This Regiment perpetuates for its territorial title, the name of Captain Mathew Flinders, R.N., the great navigator and discoverer 1774-1814, whose honoured name rings over the length and breadth of Australia.

The 9th L.H. Regiment owes its origins to the formation, in 1895, of two troops of 'South Australian Cavalry (Lancers)'. by 1899 these troops had evolved into the 'South Australian Mounted Rifles' (active) and (reserve). The Active part was composed of No 1 Squadron, Adelaide; No 2 Yankalilla, Second Valley, Inman Valley and Port Victor; No 3 Squadron, Jamestown, Port Germain and Spalding. The reserve Squadron (No 4) was raised at Mt Gambier and Wallaroo. In 1901, No's 2 and 7 Squadrons formed the reserve portion of the South Australian Mounted Rifles until the Federal re-organisation of 1903 when No's 3, 6 and 7 Squadrons became the '17th Australian Light Horse Regiment (South Australian Mounted Rifles)' under which they were know until 1912. In that year No's 1, 2 and 3 Squadrons of the 17th were designated the '24th Light Horse (S.A.M.R.)' remaining as such until 1913 when the territorial title was altered and they became know as the '24th (Flinders) Light Horse'. They were subjected to another change in 1918 when the 24th became the '9th (Flinders) Light Horse', carrrying this nomenclature until 1930, they again altered their designation to the '9th Light Horse Regiment (Flinders Light Horse)'. The 9th formed part of the 6th Cavalry Brigade, allotted to the 1st Cavalry Division and had Squadrons located at Clare, Pt Pirie, Keswick, Gladstone, Crystal Brook, Wirrabara, Jamestown, Orroroo, Peterborough, Blyth, Snowtown, Burra, Hamley Bridge, Balaclava and Kadina.

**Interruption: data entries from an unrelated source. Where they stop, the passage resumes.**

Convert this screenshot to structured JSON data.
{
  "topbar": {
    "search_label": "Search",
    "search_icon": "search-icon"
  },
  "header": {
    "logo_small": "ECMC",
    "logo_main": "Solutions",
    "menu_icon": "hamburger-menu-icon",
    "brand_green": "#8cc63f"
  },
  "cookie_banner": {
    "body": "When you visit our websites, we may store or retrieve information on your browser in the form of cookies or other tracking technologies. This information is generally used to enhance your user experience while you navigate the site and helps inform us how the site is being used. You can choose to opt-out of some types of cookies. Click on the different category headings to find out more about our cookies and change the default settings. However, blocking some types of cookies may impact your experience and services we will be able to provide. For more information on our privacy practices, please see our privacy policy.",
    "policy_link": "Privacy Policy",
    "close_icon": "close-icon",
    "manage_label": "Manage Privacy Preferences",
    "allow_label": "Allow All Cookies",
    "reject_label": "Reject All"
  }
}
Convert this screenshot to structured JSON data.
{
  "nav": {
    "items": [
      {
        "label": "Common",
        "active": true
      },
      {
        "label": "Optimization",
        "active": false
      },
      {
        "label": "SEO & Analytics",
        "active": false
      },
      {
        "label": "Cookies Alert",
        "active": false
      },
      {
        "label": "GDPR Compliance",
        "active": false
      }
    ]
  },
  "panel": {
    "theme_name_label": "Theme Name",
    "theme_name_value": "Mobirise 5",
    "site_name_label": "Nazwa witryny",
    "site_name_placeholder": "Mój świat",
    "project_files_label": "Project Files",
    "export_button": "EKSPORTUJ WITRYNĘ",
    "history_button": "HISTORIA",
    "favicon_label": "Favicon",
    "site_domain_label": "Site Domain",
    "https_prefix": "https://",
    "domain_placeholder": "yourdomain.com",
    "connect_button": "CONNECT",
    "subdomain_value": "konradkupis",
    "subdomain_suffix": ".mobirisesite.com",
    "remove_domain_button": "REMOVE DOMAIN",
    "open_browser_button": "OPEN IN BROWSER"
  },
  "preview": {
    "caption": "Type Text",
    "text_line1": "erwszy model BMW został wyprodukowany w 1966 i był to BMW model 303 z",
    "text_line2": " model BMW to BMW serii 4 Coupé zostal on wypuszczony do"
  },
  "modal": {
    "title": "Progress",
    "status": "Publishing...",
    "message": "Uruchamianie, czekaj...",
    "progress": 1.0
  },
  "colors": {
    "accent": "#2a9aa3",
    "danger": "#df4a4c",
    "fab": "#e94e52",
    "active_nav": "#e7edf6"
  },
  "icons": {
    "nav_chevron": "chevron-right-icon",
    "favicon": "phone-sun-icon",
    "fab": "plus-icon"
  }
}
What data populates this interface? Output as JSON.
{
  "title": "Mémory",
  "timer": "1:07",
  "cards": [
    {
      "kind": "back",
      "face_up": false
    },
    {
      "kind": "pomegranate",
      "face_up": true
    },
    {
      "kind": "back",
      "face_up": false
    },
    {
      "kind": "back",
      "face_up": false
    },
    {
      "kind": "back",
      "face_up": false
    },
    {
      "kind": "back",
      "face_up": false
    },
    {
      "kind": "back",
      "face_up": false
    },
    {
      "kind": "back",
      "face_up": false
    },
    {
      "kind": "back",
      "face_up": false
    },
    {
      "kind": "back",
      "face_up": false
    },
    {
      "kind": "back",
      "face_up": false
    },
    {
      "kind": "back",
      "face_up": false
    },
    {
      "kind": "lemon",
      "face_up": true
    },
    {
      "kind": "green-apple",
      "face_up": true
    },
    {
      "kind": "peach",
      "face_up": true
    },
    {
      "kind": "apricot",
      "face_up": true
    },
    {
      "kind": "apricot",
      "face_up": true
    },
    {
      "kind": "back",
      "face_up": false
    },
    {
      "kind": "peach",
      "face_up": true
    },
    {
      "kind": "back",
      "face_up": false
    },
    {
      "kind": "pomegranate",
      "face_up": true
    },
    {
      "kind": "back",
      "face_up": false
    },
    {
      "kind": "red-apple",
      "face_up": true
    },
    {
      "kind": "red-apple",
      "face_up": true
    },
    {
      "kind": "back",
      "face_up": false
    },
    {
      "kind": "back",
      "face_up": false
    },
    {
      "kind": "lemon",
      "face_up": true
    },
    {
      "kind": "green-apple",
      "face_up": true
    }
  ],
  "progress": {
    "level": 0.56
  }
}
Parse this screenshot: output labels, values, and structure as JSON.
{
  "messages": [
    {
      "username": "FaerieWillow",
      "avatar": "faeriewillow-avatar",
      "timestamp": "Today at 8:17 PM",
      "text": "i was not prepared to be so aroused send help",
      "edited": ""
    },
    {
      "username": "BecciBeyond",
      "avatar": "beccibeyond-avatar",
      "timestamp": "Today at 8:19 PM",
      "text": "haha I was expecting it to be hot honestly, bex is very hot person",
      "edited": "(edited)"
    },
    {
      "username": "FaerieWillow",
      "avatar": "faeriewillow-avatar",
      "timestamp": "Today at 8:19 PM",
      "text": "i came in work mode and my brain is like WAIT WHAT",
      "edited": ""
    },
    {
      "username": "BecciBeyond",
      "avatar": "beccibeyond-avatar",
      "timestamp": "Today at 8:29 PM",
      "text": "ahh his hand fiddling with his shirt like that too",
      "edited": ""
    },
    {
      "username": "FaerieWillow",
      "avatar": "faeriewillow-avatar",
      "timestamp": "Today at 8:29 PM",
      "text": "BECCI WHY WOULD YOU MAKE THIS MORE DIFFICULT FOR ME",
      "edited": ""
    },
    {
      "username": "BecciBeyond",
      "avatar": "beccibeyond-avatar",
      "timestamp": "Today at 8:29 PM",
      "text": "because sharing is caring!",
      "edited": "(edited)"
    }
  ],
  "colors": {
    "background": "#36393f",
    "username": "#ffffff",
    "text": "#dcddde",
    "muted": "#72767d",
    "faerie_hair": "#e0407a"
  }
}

Like all pre-federation units the 9th carry the Battle Honours of two wars and maintained the traditions fought for by their predecessors. They were represented in the Boer War and have "South Africa 1899-1902" and for the Great War, Anzac, "Defence of Anzac", Suvia, "Sari Bair", Gallipoli 1915, Rumani, "Maghdaba-Rafah", Egypt 1915-1917, "Gaza-Beersheba", El Mughar, Nebi Samwill, "Jerusalem", "Jordan (Es Salt)", "Megiddo", "Sharon", "Damascus", Palestine 1917-1918. Only those Battle Honours shown in parenthesis are emblazoned on their Regimental Guidon. 'Pro Gloria et Honore' (For Glory and Honour) is their Regimental motto, their colour patch is a rectangular divided diagonally from top left hand corner to bottom right corner, top - green, bottom - gold. For their badge they have a lion rampant within an oval garter, buckled, bearing the name of the Regiment, and in the base, a scroll bearing the motto.

The 9th formed an alliance with the 5th Royal (Inniskilling) Dragoons, 'The Green Horse', the orginal and popular name of the Regiment, the 'old 5th Horse' (converted into Dragoon Guards in 1788). The nickname is derived from the colour of the facings of their uniform. The Regiment served at the Battle of Dettingen in 1743 and also at Warburg and Willems. At Waterloo, cavalry operations were the sphere of much of their fame, as were the also the Crimea and South Africa.

History of the Colour Patch

The Regiments and Brigades were given a certain colours depending on the order of march and the Brigade they were attached to. The 9th LH Regiment(Green) was the 2nd Regiment of the 3rd Brigade (Yellow) and therefore the 9th LH Regiment's colour patch was Green over Yellow (Gold).